[Stored records]

☆ ☆ ☆ ☆ ☆ ☆ ☆

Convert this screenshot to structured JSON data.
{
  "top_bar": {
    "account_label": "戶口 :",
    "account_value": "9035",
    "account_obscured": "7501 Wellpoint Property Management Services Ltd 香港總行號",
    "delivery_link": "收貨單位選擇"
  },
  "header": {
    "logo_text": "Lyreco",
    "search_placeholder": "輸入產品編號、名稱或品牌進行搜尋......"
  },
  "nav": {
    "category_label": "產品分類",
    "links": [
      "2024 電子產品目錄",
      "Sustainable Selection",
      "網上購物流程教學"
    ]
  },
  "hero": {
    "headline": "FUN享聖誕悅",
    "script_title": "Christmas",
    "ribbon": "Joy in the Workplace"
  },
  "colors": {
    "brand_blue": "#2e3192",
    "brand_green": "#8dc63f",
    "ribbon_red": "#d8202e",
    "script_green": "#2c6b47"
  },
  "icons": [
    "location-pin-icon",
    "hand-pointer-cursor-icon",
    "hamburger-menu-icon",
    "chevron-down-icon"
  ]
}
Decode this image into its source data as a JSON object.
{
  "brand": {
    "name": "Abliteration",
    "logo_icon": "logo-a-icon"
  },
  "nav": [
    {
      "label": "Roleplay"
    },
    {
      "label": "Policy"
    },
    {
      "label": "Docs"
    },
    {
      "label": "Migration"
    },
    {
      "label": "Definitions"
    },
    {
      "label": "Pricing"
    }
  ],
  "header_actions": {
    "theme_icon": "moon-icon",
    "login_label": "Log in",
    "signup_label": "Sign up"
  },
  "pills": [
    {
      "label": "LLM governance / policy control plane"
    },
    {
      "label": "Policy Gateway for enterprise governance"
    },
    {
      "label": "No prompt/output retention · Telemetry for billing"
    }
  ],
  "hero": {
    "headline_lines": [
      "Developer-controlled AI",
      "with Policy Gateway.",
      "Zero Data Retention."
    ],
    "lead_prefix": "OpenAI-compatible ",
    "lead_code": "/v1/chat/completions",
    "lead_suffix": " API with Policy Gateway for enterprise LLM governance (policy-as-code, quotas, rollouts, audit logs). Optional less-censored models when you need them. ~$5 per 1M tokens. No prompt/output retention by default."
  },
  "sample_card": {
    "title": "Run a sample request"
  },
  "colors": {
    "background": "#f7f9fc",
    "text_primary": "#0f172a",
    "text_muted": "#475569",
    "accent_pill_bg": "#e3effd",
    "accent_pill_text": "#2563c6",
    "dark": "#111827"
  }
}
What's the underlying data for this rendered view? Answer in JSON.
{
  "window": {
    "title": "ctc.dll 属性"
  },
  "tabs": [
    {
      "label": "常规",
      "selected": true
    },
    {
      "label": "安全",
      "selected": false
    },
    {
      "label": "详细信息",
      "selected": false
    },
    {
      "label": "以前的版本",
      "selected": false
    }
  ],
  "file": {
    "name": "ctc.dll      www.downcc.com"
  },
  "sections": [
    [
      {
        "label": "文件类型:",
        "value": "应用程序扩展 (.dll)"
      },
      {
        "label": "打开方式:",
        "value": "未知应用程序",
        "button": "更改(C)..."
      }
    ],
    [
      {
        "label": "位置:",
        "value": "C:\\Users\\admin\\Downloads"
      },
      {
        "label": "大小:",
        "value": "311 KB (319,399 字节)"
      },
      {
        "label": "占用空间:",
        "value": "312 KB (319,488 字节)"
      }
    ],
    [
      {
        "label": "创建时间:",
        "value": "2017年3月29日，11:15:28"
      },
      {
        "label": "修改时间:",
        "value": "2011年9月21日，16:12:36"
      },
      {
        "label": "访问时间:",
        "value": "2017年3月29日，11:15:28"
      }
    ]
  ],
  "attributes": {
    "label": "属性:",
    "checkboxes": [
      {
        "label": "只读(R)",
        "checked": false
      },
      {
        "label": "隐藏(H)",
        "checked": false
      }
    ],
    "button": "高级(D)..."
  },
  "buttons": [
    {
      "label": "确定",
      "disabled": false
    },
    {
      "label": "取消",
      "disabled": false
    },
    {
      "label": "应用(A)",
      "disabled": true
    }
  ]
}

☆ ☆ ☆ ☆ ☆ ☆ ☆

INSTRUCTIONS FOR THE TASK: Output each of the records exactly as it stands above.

ANSWER SECTION:
Convert this screenshot to structured JSON data.
{
  "top_bar": {
    "account_label": "戶口 :",
    "account_value": "9035",
    "account_obscured": "7501 Wellpoint Property Management Services Ltd 香港總行號",
    "delivery_link": "收貨單位選擇"
  },
  "header": {
    "logo_text": "Lyreco",
    "search_placeholder": "輸入產品編號、名稱或品牌進行搜尋......"
  },
  "nav": {
    "category_label": "產品分類",
    "links": [
      "2024 電子產品目錄",
      "Sustainable Selection",
      "網上購物流程教學"
    ]
  },
  "hero": {
    "headline": "FUN享聖誕悅",
    "script_title": "Christmas",
    "ribbon": "Joy in the Workplace"
  },
  "colors": {
    "brand_blue": "#2e3192",
    "brand_green": "#8dc63f",
    "ribbon_red": "#d8202e",
    "script_green": "#2c6b47"
  },
  "icons": [
    "location-pin-icon",
    "hand-pointer-cursor-icon",
    "hamburger-menu-icon",
    "chevron-down-icon"
  ]
}
Decode this image into its source data as a JSON object.
{
  "brand": {
    "name": "Abliteration",
    "logo_icon": "logo-a-icon"
  },
  "nav": [
    {
      "label": "Roleplay"
    },
    {
      "label": "Policy"
    },
    {
      "label": "Docs"
    },
    {
      "label": "Migration"
    },
    {
      "label": "Definitions"
    },
    {
      "label": "Pricing"
    }
  ],
  "header_actions": {
    "theme_icon": "moon-icon",
    "login_label": "Log in",
    "signup_label": "Sign up"
  },
  "pills": [
    {
      "label": "LLM governance / policy control plane"
    },
    {
      "label": "Policy Gateway for enterprise governance"
    },
    {
      "label": "No prompt/output retention · Telemetry for billing"
    }
  ],
  "hero": {
    "headline_lines": [
      "Developer-controlled AI",
      "with Policy Gateway.",
      "Zero Data Retention."
    ],
    "lead_prefix": "OpenAI-compatible ",
    "lead_code": "/v1/chat/completions",
    "lead_suffix": " API with Policy Gateway for enterprise LLM governance (policy-as-code, quotas, rollouts, audit logs). Optional less-censored models when you need them. ~$5 per 1M tokens. No prompt/output retention by default."
  },
  "sample_card": {
    "title": "Run a sample request"
  },
  "colors": {
    "background": "#f7f9fc",
    "text_primary": "#0f172a",
    "text_muted": "#475569",
    "accent_pill_bg": "#e3effd",
    "accent_pill_text": "#2563c6",
    "dark": "#111827"
  }
}
What's the underlying data for this rendered view? Answer in JSON.
{
  "window": {
    "title": "ctc.dll 属性"
  },
  "tabs": [
    {
      "label": "常规",
      "selected": true
    },
    {
      "label": "安全",
      "selected": false
    },
    {
      "label": "详细信息",
      "selected": false
    },
    {
      "label": "以前的版本",
      "selected": false
    }
  ],
  "file": {
    "name": "ctc.dll      www.downcc.com"
  },
  "sections": [
    [
      {
        "label": "文件类型:",
        "value": "应用程序扩展 (.dll)"
      },
      {
        "label": "打开方式:",
        "value": "未知应用程序",
        "button": "更改(C)..."
      }
    ],
    [
      {
        "label": "位置:",
        "value": "C:\\Users\\admin\\Downloads"
      },
      {
        "label": "大小:",
        "value": "311 KB (319,399 字节)"
      },
      {
        "label": "占用空间:",
        "value": "312 KB (319,488 字节)"
      }
    ],
    [
      {
        "label": "创建时间:",
        "value": "2017年3月29日，11:15:28"
      },
      {
        "label": "修改时间:",
        "value": "2011年9月21日，16:12:36"
      },
      {
        "label": "访问时间:",
        "value": "2017年3月29日，11:15:28"
      }
    ]
  ],
  "attributes": {
    "label": "属性:",
    "checkboxes": [
      {
        "label": "只读(R)",
        "checked": false
      },
      {
        "label": "隐藏(H)",
        "checked": false
      }
    ],
    "button": "高级(D)..."
  },
  "buttons": [
    {
      "label": "确定",
      "disabled": false
    },
    {
      "label": "取消",
      "disabled": false
    },
    {
      "label": "应用(A)",
      "disabled": true
    }
  ]
}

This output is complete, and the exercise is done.